- Aim of the task:
Using the records below, filter for lines that contain the string "JSON" and copy them out.

Stored items
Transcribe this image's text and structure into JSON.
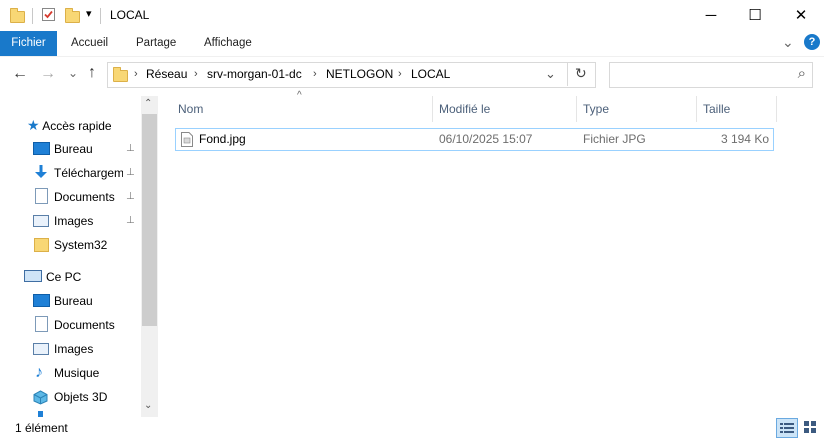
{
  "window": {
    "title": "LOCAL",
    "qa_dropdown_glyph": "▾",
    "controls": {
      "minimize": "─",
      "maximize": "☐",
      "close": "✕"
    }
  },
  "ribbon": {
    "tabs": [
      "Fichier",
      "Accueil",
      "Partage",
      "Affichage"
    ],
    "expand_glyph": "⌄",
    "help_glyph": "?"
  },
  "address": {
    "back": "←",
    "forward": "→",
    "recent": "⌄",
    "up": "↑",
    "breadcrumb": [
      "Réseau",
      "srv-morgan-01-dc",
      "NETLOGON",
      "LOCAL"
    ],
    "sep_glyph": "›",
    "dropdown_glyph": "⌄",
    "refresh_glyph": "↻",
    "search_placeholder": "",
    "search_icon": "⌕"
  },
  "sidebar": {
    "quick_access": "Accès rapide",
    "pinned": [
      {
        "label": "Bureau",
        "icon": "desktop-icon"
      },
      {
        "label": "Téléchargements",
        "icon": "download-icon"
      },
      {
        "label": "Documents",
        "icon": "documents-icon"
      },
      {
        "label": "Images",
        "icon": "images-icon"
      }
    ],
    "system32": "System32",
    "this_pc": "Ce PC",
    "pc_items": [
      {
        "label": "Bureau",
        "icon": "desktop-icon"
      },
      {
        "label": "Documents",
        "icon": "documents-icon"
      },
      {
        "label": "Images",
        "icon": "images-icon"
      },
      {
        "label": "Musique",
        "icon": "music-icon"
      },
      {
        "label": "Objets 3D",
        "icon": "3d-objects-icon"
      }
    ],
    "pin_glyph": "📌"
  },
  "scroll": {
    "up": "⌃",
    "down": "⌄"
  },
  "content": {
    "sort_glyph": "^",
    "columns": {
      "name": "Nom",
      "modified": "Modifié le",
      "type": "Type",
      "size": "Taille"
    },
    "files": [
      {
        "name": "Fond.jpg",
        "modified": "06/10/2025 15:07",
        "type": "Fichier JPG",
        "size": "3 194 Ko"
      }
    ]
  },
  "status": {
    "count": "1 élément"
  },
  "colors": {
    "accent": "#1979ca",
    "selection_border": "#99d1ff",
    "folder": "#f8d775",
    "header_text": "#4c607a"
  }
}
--
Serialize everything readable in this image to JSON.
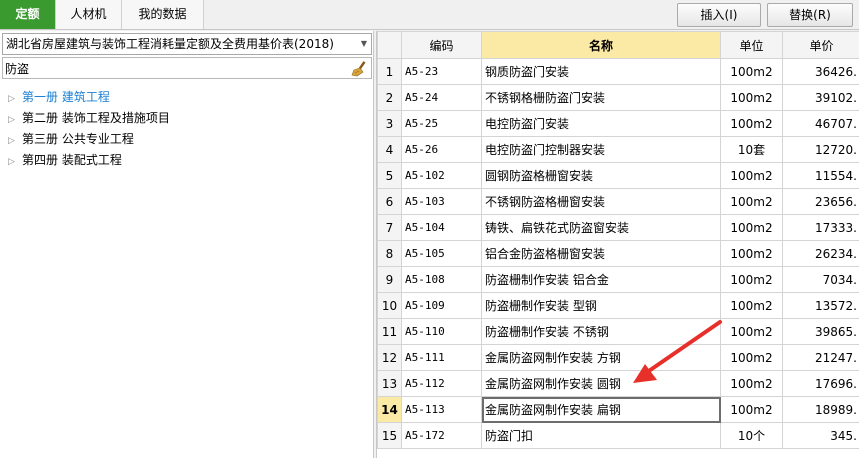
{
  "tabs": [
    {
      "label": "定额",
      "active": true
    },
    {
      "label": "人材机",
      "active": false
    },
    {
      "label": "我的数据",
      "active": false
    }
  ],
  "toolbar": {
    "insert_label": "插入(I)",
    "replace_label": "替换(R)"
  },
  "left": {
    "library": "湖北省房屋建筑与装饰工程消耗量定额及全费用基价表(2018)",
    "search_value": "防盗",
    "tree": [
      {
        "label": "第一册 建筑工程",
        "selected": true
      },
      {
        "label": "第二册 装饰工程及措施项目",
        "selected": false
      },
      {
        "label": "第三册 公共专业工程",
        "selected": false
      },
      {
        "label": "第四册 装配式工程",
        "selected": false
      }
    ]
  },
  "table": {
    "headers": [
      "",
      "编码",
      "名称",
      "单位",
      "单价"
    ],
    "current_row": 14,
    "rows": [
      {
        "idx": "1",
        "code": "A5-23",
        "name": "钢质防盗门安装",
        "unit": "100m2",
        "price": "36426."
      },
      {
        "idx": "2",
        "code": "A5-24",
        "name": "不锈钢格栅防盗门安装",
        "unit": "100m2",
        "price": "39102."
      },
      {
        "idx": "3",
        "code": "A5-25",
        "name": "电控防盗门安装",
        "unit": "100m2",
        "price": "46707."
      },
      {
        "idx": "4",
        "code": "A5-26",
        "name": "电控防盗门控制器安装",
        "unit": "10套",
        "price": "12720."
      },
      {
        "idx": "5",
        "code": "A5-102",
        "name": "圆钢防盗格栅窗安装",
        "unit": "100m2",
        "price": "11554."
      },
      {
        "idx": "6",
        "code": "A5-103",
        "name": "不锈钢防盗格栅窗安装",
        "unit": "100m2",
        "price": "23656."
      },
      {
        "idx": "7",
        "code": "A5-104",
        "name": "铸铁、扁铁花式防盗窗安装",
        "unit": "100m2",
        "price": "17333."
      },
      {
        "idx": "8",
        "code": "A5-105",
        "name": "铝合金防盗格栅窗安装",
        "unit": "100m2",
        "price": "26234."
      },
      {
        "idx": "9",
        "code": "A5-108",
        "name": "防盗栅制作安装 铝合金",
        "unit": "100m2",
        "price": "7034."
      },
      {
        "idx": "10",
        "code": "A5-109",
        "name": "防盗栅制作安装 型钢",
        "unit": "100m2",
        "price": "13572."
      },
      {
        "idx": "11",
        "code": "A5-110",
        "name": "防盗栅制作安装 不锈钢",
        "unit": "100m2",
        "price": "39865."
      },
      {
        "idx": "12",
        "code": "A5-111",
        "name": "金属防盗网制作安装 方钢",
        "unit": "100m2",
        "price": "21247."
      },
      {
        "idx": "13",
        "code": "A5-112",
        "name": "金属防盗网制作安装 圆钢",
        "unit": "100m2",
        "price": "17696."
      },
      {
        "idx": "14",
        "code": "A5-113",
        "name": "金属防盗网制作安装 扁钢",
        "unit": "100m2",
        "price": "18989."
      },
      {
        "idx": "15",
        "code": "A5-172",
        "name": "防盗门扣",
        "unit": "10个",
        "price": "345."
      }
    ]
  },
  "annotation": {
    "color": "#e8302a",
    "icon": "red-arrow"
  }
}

- Solution:
Transcribe this image's text and structure into JSON.
Serialize everything readable in this image to JSON.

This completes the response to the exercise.